Without the images, write out the whole listing exactly.

[Opening Exercise input section]

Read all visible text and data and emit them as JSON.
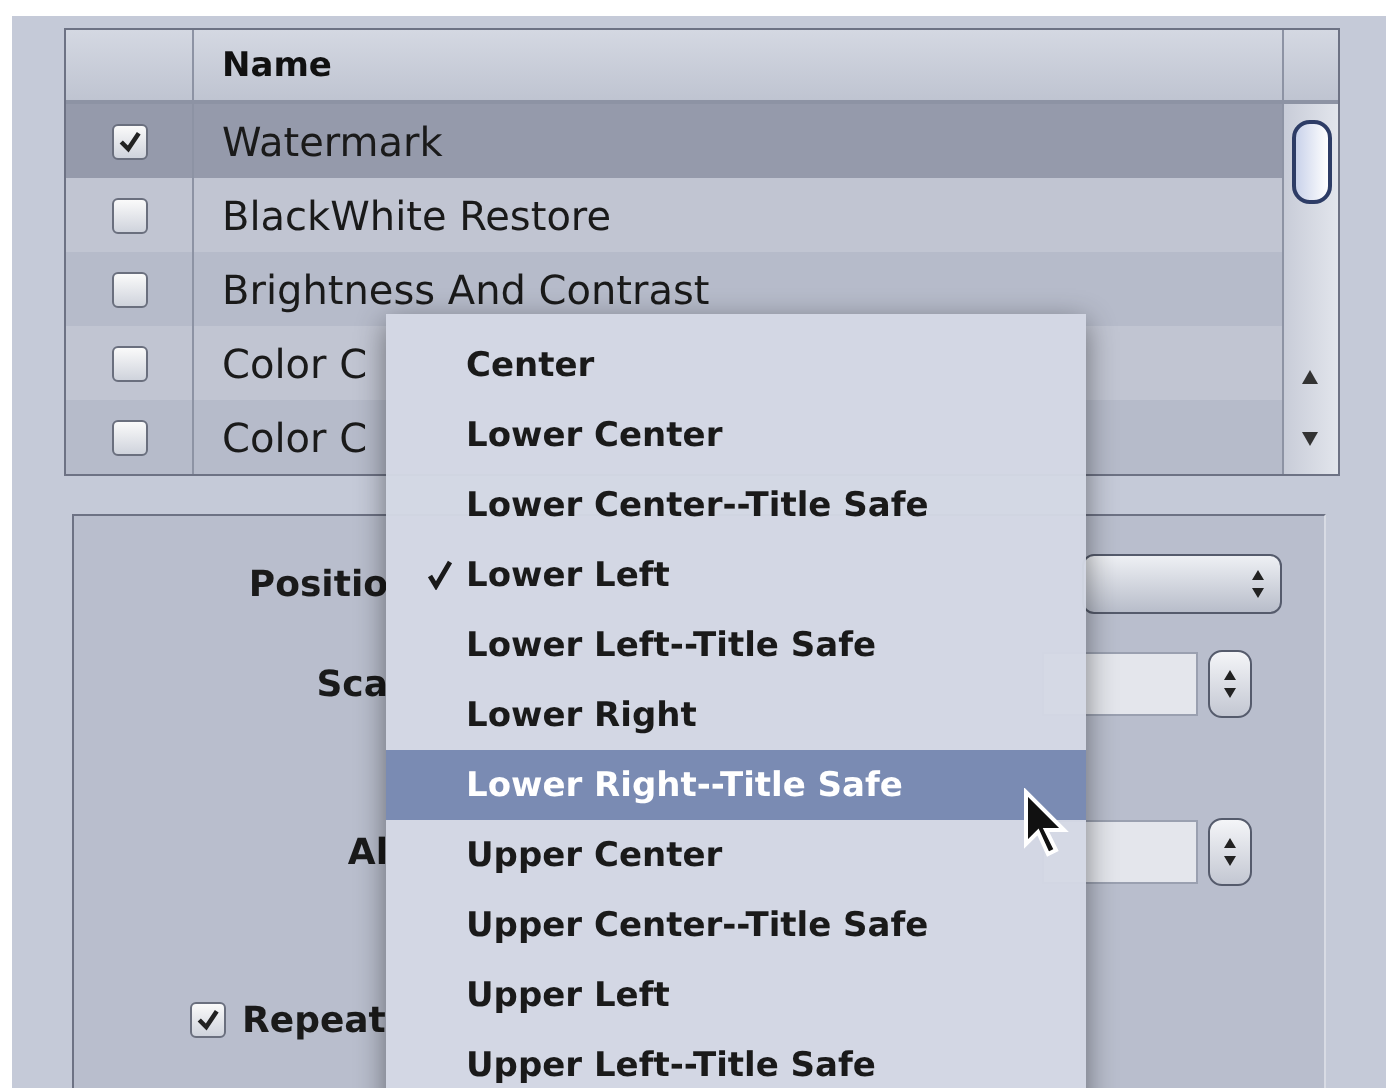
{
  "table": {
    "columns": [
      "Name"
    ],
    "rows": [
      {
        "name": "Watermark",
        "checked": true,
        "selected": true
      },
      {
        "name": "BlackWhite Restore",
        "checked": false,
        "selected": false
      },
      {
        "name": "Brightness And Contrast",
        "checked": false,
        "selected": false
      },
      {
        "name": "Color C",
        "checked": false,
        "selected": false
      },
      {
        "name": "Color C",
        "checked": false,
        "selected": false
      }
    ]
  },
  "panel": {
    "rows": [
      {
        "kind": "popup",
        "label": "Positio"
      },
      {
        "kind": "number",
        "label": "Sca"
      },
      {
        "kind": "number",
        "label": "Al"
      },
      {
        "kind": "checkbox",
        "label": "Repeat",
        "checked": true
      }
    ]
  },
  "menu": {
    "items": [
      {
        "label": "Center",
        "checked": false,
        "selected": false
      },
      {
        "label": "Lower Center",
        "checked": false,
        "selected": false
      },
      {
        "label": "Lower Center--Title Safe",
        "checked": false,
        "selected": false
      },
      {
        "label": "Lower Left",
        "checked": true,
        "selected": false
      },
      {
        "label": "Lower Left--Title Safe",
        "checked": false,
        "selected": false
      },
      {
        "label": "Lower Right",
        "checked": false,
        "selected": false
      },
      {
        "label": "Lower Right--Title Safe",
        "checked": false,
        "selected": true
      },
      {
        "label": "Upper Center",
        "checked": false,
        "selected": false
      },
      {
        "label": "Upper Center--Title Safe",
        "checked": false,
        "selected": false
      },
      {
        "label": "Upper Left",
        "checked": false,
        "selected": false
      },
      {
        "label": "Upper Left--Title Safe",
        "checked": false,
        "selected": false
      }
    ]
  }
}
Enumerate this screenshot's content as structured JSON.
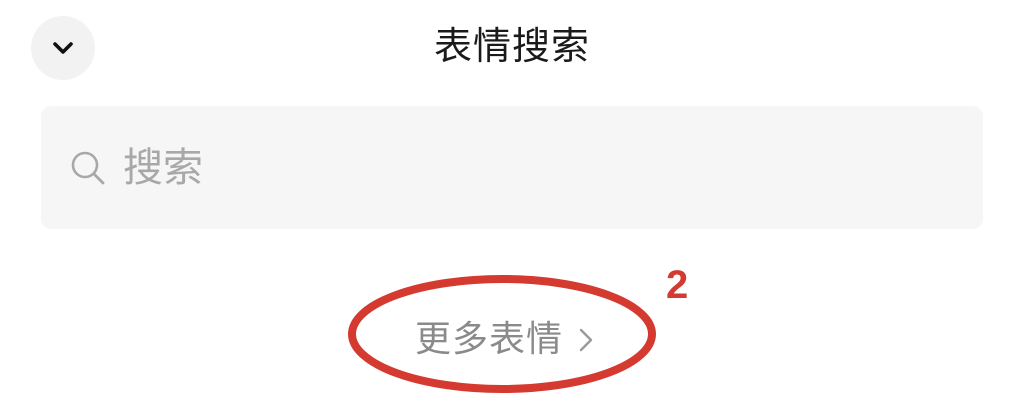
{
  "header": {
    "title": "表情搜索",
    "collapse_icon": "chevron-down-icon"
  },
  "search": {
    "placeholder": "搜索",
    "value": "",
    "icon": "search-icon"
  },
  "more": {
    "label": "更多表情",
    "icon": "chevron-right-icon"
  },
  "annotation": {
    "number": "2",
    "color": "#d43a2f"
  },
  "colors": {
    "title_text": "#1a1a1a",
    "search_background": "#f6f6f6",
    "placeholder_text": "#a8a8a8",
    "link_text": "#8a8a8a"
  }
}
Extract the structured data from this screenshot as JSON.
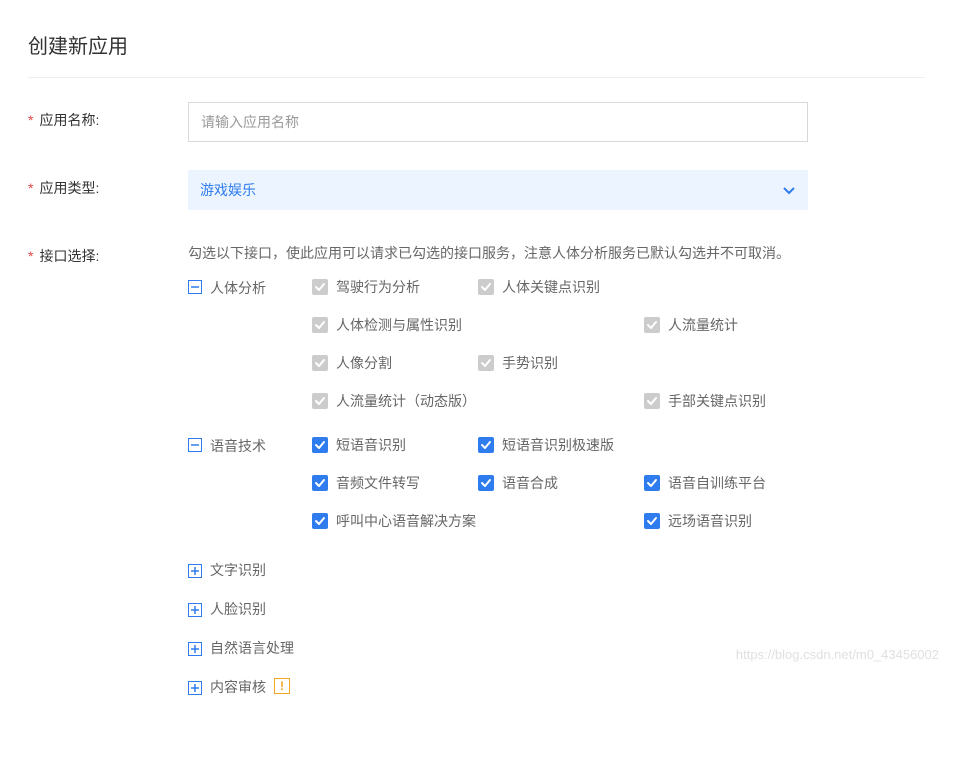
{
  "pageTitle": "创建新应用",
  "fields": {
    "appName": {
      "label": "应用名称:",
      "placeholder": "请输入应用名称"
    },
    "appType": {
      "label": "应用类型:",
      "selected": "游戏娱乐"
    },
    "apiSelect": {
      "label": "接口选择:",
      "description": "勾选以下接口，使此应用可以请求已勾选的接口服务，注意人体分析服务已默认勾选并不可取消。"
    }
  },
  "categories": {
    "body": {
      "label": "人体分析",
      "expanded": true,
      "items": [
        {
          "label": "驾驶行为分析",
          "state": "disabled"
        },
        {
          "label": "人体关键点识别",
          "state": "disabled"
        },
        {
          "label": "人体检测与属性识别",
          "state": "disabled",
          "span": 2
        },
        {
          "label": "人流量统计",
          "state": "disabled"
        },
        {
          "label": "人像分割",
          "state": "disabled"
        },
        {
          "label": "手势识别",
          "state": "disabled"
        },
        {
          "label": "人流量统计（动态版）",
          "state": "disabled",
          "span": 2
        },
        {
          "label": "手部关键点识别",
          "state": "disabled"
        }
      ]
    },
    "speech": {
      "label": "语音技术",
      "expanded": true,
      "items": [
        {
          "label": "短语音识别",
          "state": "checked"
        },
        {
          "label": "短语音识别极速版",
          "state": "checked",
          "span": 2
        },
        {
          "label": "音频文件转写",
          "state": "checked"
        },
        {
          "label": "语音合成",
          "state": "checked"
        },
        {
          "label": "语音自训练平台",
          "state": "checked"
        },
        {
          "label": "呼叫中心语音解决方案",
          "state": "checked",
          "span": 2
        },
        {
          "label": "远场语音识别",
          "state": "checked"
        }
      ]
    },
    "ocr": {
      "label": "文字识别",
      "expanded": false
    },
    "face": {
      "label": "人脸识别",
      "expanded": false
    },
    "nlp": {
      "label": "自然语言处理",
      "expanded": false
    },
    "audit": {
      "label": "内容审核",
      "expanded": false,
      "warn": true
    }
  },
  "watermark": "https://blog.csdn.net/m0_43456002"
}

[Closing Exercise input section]

Answer space:
Read all visible text and data and emit them as JSON.
{
  "table": {
    "columns": [
      "Name"
    ],
    "rows": [
      {
        "name": "Watermark",
        "checked": true,
        "selected": true
      },
      {
        "name": "BlackWhite Restore",
        "checked": false,
        "selected": false
      },
      {
        "name": "Brightness And Contrast",
        "checked": false,
        "selected": false
      },
      {
        "name": "Color C",
        "checked": false,
        "selected": false
      },
      {
        "name": "Color C",
        "checked": false,
        "selected": false
      }
    ]
  },
  "panel": {
    "rows": [
      {
        "kind": "popup",
        "label": "Positio"
      },
      {
        "kind": "number",
        "label": "Sca"
      },
      {
        "kind": "number",
        "label": "Al"
      },
      {
        "kind": "checkbox",
        "label": "Repeat",
        "checked": true
      }
    ]
  },
  "menu": {
    "items": [
      {
        "label": "Center",
        "checked": false,
        "selected": false
      },
      {
        "label": "Lower Center",
        "checked": false,
        "selected": false
      },
      {
        "label": "Lower Center--Title Safe",
        "checked": false,
        "selected": false
      },
      {
        "label": "Lower Left",
        "checked": true,
        "selected": false
      },
      {
        "label": "Lower Left--Title Safe",
        "checked": false,
        "selected": false
      },
      {
        "label": "Lower Right",
        "checked": false,
        "selected": false
      },
      {
        "label": "Lower Right--Title Safe",
        "checked": false,
        "selected": true
      },
      {
        "label": "Upper Center",
        "checked": false,
        "selected": false
      },
      {
        "label": "Upper Center--Title Safe",
        "checked": false,
        "selected": false
      },
      {
        "label": "Upper Left",
        "checked": false,
        "selected": false
      },
      {
        "label": "Upper Left--Title Safe",
        "checked": false,
        "selected": false
      }
    ]
  }
}
Enumerate this screenshot's content as structured JSON.
{
  "header": {
    "title": "表情搜索",
    "collapse_icon": "chevron-down-icon"
  },
  "search": {
    "placeholder": "搜索",
    "value": "",
    "icon": "search-icon"
  },
  "more": {
    "label": "更多表情",
    "icon": "chevron-right-icon"
  },
  "annotation": {
    "number": "2",
    "color": "#d43a2f"
  },
  "colors": {
    "title_text": "#1a1a1a",
    "search_background": "#f6f6f6",
    "placeholder_text": "#a8a8a8",
    "link_text": "#8a8a8a"
  }
}
Extract the structured data from this screenshot as JSON.
{
  "pageTitle": "创建新应用",
  "fields": {
    "appName": {
      "label": "应用名称:",
      "placeholder": "请输入应用名称"
    },
    "appType": {
      "label": "应用类型:",
      "selected": "游戏娱乐"
    },
    "apiSelect": {
      "label": "接口选择:",
      "description": "勾选以下接口，使此应用可以请求已勾选的接口服务，注意人体分析服务已默认勾选并不可取消。"
    }
  },
  "categories": {
    "body": {
      "label": "人体分析",
      "expanded": true,
      "items": [
        {
          "label": "驾驶行为分析",
          "state": "disabled"
        },
        {
          "label": "人体关键点识别",
          "state": "disabled"
        },
        {
          "label": "人体检测与属性识别",
          "state": "disabled",
          "span": 2
        },
        {
          "label": "人流量统计",
          "state": "disabled"
        },
        {
          "label": "人像分割",
          "state": "disabled"
        },
        {
          "label": "手势识别",
          "state": "disabled"
        },
        {
          "label": "人流量统计（动态版）",
          "state": "disabled",
          "span": 2
        },
        {
          "label": "手部关键点识别",
          "state": "disabled"
        }
      ]
    },
    "speech": {
      "label": "语音技术",
      "expanded": true,
      "items": [
        {
          "label": "短语音识别",
          "state": "checked"
        },
        {
          "label": "短语音识别极速版",
          "state": "checked",
          "span": 2
        },
        {
          "label": "音频文件转写",
          "state": "checked"
        },
        {
          "label": "语音合成",
          "state": "checked"
        },
        {
          "label": "语音自训练平台",
          "state": "checked"
        },
        {
          "label": "呼叫中心语音解决方案",
          "state": "checked",
          "span": 2
        },
        {
          "label": "远场语音识别",
          "state": "checked"
        }
      ]
    },
    "ocr": {
      "label": "文字识别",
      "expanded": false
    },
    "face": {
      "label": "人脸识别",
      "expanded": false
    },
    "nlp": {
      "label": "自然语言处理",
      "expanded": false
    },
    "audit": {
      "label": "内容审核",
      "expanded": false,
      "warn": true
    }
  },
  "watermark": "https://blog.csdn.net/m0_43456002"
}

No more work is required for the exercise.